Wednesday, 14 June 2017

Blackout - 1950 film

Blackout is another of those short, snappy black and white British films which the Talking Pictures TV channel has resurrected. It dates from 1950, and was an early collaboration between Robert S. Baker and Monty Berman, who were later responsible, together and separately, for a host of successful TV series when I was growing up, notably the version of The Saint starring Roger Moore. Incidentally, this is an entirely different story from that in the 2007 movie also called Blackout, which I reviewed on this blog way back in 2010.

The screenplay, by John Gilling, is based on a story by Carl Nystrom, who wrote a number of TV and film stories in the post-war era. The initial premise is a version of a rather familiar, but often effective, opening to a story. A blind man turns up for an appointment, but arrives at the wrong house. He stumbles over a man's corpse, along with a sinister trio of bad guys who unwisely allow him to live because he can't recognise their faces.

Christopher Pelly is an engineer who lost his eyesight in an accident. When he tells the police about the crime he uncovered, he isn't believed, but he revisits the house where the killing took place,and befriends Patricia Dale, who turns out to be the sister of the dead man - who was supposedly killed in an aeroplane accident a year earlier. Together they determine to find out what really happened.

After a strong start,the story falters rather, and I found Pelly's refusal to involve the police sooner rather irritating. Maxwell Reed plays him in the manner of a poor man's Robert Mitchum, while Dinah Sheridan plays the plucky young Englishwoman with her usual efficiency. An interesting supporting cast includes the likes of Eric Pohlmann (later the voice of Blofeld in a couple of Bond films) as a baddie,and Campbell Singer, who was a familiar TV character actor in the 60s, as a police inspector.


Clothes In Books said...

You always make these b/w films sound so tempting! Nice cast: Maxwell Reed was married to Joan Collins for a time wasn't he? and Dinah Sheridan - what a trouper...

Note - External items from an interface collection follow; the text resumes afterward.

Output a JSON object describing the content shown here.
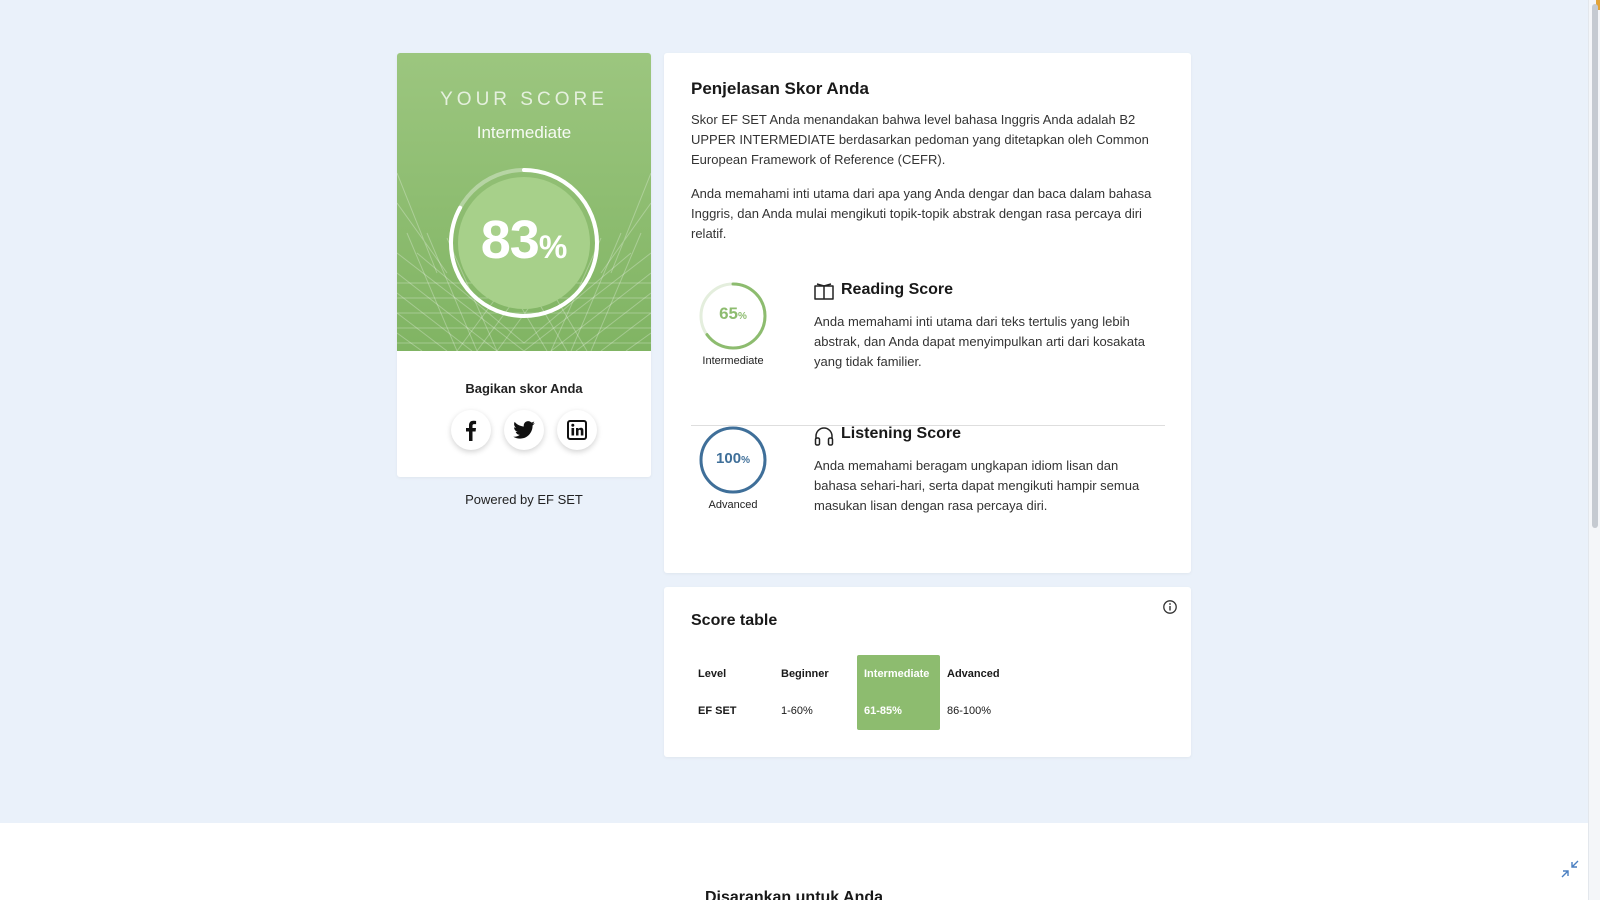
{
  "score_card": {
    "label": "YOUR SCORE",
    "level": "Intermediate",
    "value": "83",
    "value_suffix": "%",
    "progress": 0.83,
    "share_title": "Bagikan skor Anda",
    "share_buttons": [
      {
        "icon": "facebook-icon"
      },
      {
        "icon": "twitter-icon"
      },
      {
        "icon": "linkedin-icon"
      }
    ],
    "powered_by": "Powered by EF SET"
  },
  "explanation": {
    "title": "Penjelasan Skor Anda",
    "paragraph1": "Skor EF SET Anda menandakan bahwa level bahasa Inggris Anda adalah B2 UPPER INTERMEDIATE berdasarkan pedoman yang ditetapkan oleh Common European Framework of Reference (CEFR).",
    "paragraph2": "Anda memahami inti utama dari apa yang Anda dengar dan baca dalam bahasa Inggris, dan Anda mulai mengikuti topik-topik abstrak dengan rasa percaya diri relatif.",
    "reading": {
      "icon": "book-icon",
      "title": "Reading Score",
      "value": "65",
      "suffix": "%",
      "progress": 0.65,
      "level": "Intermediate",
      "color": "#8dbc6f",
      "description": "Anda memahami inti utama dari teks tertulis yang lebih abstrak, dan Anda dapat menyimpulkan arti dari kosakata yang tidak familier."
    },
    "listening": {
      "icon": "headphones-icon",
      "title": "Listening Score",
      "value": "100",
      "suffix": "%",
      "progress": 1.0,
      "level": "Advanced",
      "color": "#3f6f99",
      "description": "Anda memahami beragam ungkapan idiom lisan dan bahasa sehari-hari, serta dapat mengikuti hampir semua masukan lisan dengan rasa percaya diri."
    }
  },
  "score_table": {
    "title": "Score table",
    "info_icon": "info-icon",
    "columns": [
      {
        "header": "Level",
        "value": "EF SET"
      },
      {
        "header": "Beginner",
        "value": "1-60%"
      },
      {
        "header": "Intermediate",
        "value": "61-85%"
      },
      {
        "header": "Advanced",
        "value": "86-100%"
      }
    ],
    "active_column": "Intermediate"
  },
  "bottom": {
    "heading": "Disarankan untuk Anda"
  },
  "colors": {
    "background": "#eaf1fa",
    "accent_green": "#8dbc6f",
    "listening_blue": "#3f6f99"
  }
}
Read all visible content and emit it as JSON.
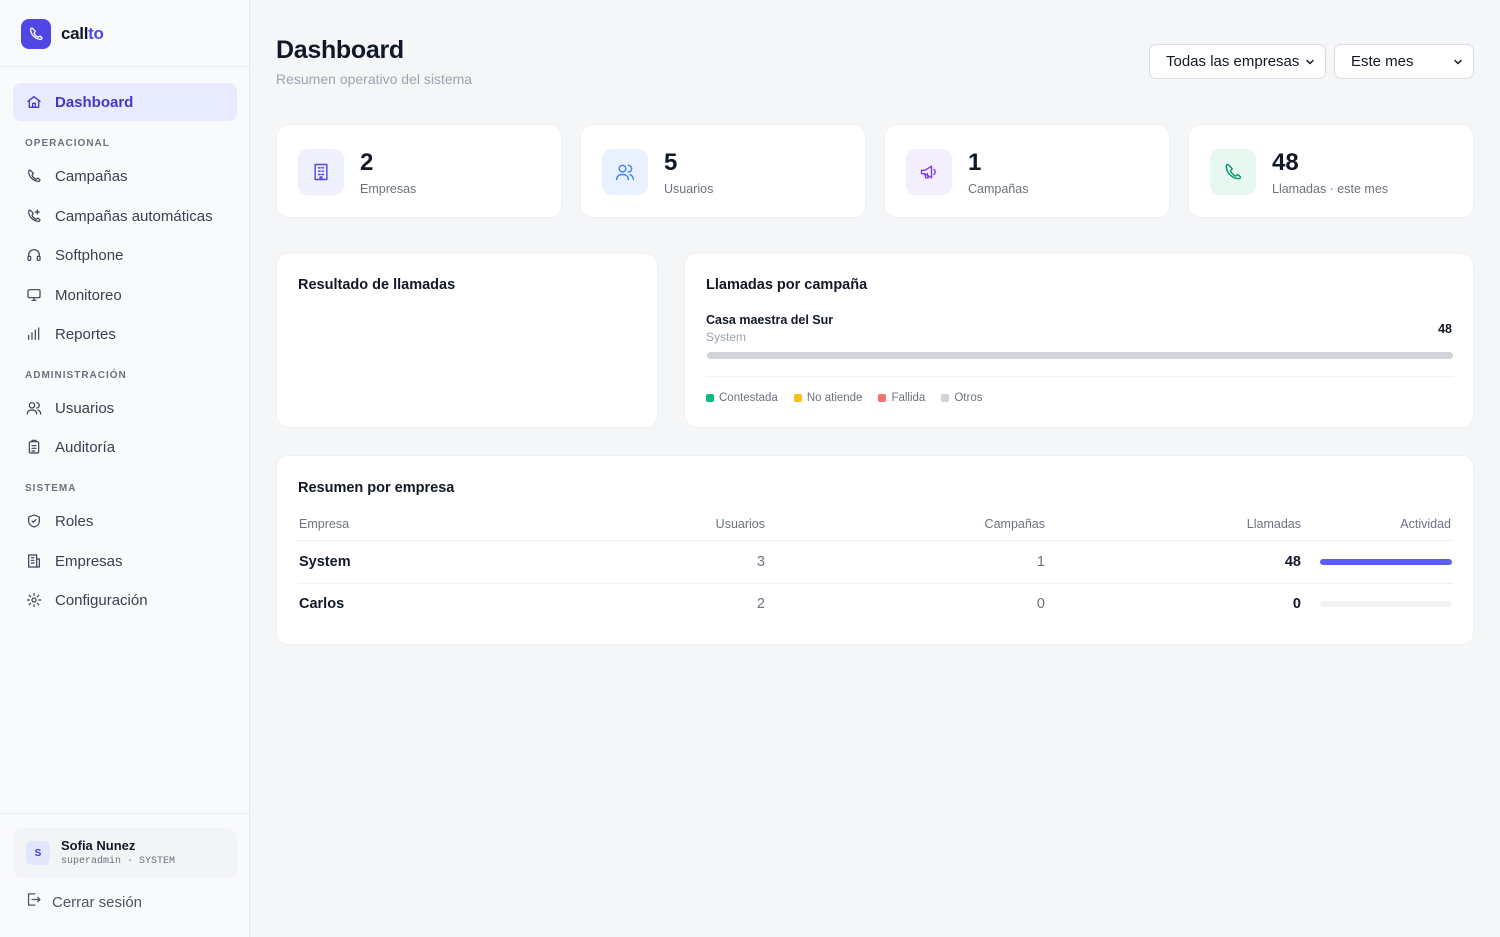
{
  "brand": {
    "part1": "call",
    "part2": "to"
  },
  "colors": {
    "accent": "#4f46e5",
    "active_bg": "#e7ebfd"
  },
  "nav": {
    "dashboard": "Dashboard",
    "section_operacional": "OPERACIONAL",
    "campanas": "Campañas",
    "campanas_auto": "Campañas automáticas",
    "softphone": "Softphone",
    "monitoreo": "Monitoreo",
    "reportes": "Reportes",
    "section_admin": "ADMINISTRACIÓN",
    "usuarios": "Usuarios",
    "auditoria": "Auditoría",
    "section_sistema": "SISTEMA",
    "roles": "Roles",
    "empresas": "Empresas",
    "configuracion": "Configuración"
  },
  "user": {
    "initial": "S",
    "name": "Sofia Nunez",
    "role": "superadmin · SYSTEM"
  },
  "logout_label": "Cerrar sesión",
  "header": {
    "title": "Dashboard",
    "subtitle": "Resumen operativo del sistema",
    "company_filter": "Todas las empresas",
    "period_filter": "Este mes"
  },
  "stats": [
    {
      "value": "2",
      "label": "Empresas",
      "icon": "building-icon"
    },
    {
      "value": "5",
      "label": "Usuarios",
      "icon": "users-icon"
    },
    {
      "value": "1",
      "label": "Campañas",
      "icon": "megaphone-icon"
    },
    {
      "value": "48",
      "label": "Llamadas · este mes",
      "icon": "phone-icon"
    }
  ],
  "results_card": {
    "title": "Resultado de llamadas"
  },
  "campaign_card": {
    "title": "Llamadas por campaña",
    "campaigns": [
      {
        "name": "Casa maestra del Sur",
        "company": "System",
        "calls": "48",
        "fill_fraction": 1.0
      }
    ],
    "legend": [
      {
        "label": "Contestada",
        "color": "#10b981"
      },
      {
        "label": "No atiende",
        "color": "#fbbf24"
      },
      {
        "label": "Fallida",
        "color": "#f87171"
      },
      {
        "label": "Otros",
        "color": "#d1d5db"
      }
    ]
  },
  "summary": {
    "title": "Resumen por empresa",
    "columns": [
      "Empresa",
      "Usuarios",
      "Campañas",
      "Llamadas",
      "Actividad"
    ],
    "rows": [
      {
        "empresa": "System",
        "usuarios": "3",
        "campanas": "1",
        "llamadas": "48",
        "activity": 1.0
      },
      {
        "empresa": "Carlos",
        "usuarios": "2",
        "campanas": "0",
        "llamadas": "0",
        "activity": 0.0
      }
    ]
  }
}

Martin Edwards said...

Thanks, Moira. I've been delighted to discover Talking Pictures.